1) Map out your electrical system. Figure out which outlet is connected to which breaker.

2) Look at the panel circuit diagram and figure out which breakers connect to which bus.

3) Plug the fridge in to a difference circuit on the _opposite_ bus. See if this fixes the problem.

4) Take the fridge and plug it in to a different circuit, but on the same bus as the original circuit. See if the problem comes back.

If the problem is localized to a single bus, but not a single circuit, then you can be darn certain that you have a problem with your supply, and if the breaker is getting _hot_ then the problem is probably with the breaker.

-Jon
 
  #13  
Old 06-28-05, 11:57 AM
Member
Thread Starter
Join Date: Jun 2005
Posts: 35
Okay, I'll give that a shot.

Now is my logic off or does it seem that in any case the main breaker must be going bad (or something else with the supply)? I mean if it were *just* that the fridge were surging, wouldn't it blow it's own 15 or 20 amp breaker before the main, considering the only other appliances running are the 12,000 and 6,000 BTU ACs? Even if it's that everything is loaded on one bus, wouldn't those two ACs have to be pulling 30-35 amps for the main to blow before a 15-20 amp breaker? And isn't 30-35 amps way unlikely for those two units?

Or is my logic wrong?
 
  #14  
Old 06-28-05, 12:00 PM
Member
Join Date: Jan 2004
Location: Oregon
Posts: 1,219
Re-read my first post on this thread. _Heat_ will make a breaker trip. A bad connection will generate heat. If things go bad in the right (wrong) way, then a 15A load could trip your main breaker. If this is what is happening, then it will only get worse.

-Jon
 
  #15  
Old 06-28-05, 12:21 PM
Member
Thread Starter
Join Date: Jun 2005
Posts: 35
Originally Posted by winnie
Re-read my first post on this thread. _Heat_ will make a breaker trip. A bad connection will generate heat. If things go bad in the right (wrong) way, then a 15A load could trip your main breaker. If this is what is happening, then it will only get worse.

-Jon
I get ya. I'll bring in a pro to check it out. Thanks again.
 
  #16  
Old 06-29-05, 12:35 PM
Member
Thread Starter
Join Date: Jun 2005
Posts: 35
Just for closure...

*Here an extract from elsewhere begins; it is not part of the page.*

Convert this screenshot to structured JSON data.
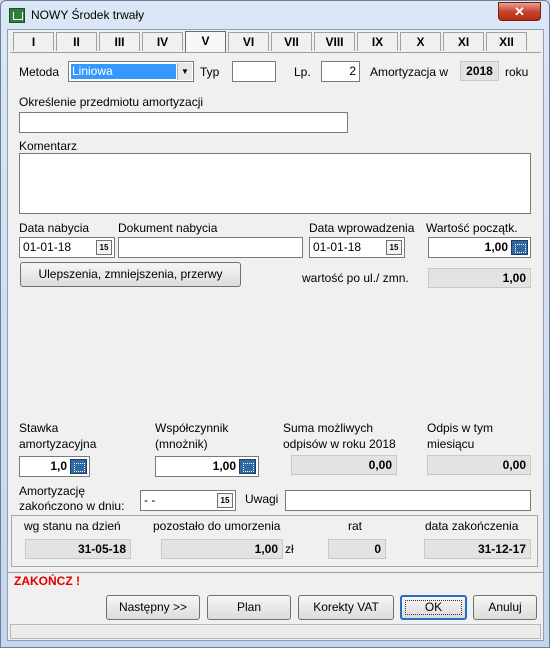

Yesterday the electrician found lose wires at the main, and at a few other breakers in the box. Tightened them up and things improved a little, but the main was still getting warm and eventually tripped. Came back today with a new fresh main, saw signs of arcing at the bus on the old one. Now things are better than they've been since I've lived here, which is 7 years.

Funny thing is a new breaker box was installed back then as a condition of the purchase, and it's never worked as well as now. So either the installer never tightened things down properly when installing, or he gave me a beat (used?) main to begin with.

Thanks for all the wise advise.
 
  #17  
Old 06-29-05, 12:50 PM
Member
Join Date: Sep 2000
Location: United States
Posts: 18,497
That's one of the reasons I dislike requesting improvements by the seller as a condition of sale. The seller is motivated to do the cheapest job he can. Better to request a cash concession and let the buyer take care of it after the close.
 
  #18  
Old 06-29-05, 01:15 PM
Member
Join Date: Jan 2005
Location: United States
Posts: 455
Loose Connections

Amazing how many times you find that electrical problems can be fixed just by tightening a screw.

Outlets, Switches, Breakers, Ground and Common Buss Bars are all potential problems and they may be tight initially and get loose over time.

I had a sprinkler valve that wasn't working and when I opened the timer this morning I found that somehow the connection for that particular zone had come loose. I was really relieved when I tightened up and the zone then worked. I had no desire to dig up and replace 70' of direct bury wire.

More than once I've found that a loose screw someplace (often at the circuit breaker) was the problem with a non-functioning light or outlet. Most of the time it seems to be with tract homes - probably because the contractors and workmen are paid by the piece and rush the job.
 
Reply

Posting Rules
You may not post new threads
You may not post replies
You may not post attachments
You may not edit your posts

BB code is On
Smilies are On
[IMG] code is On
HTML code is Off
Trackbacks are Off
Pingbacks are Off
Refbacks are Off


Thread Tools
Search this Thread
Display Modes
'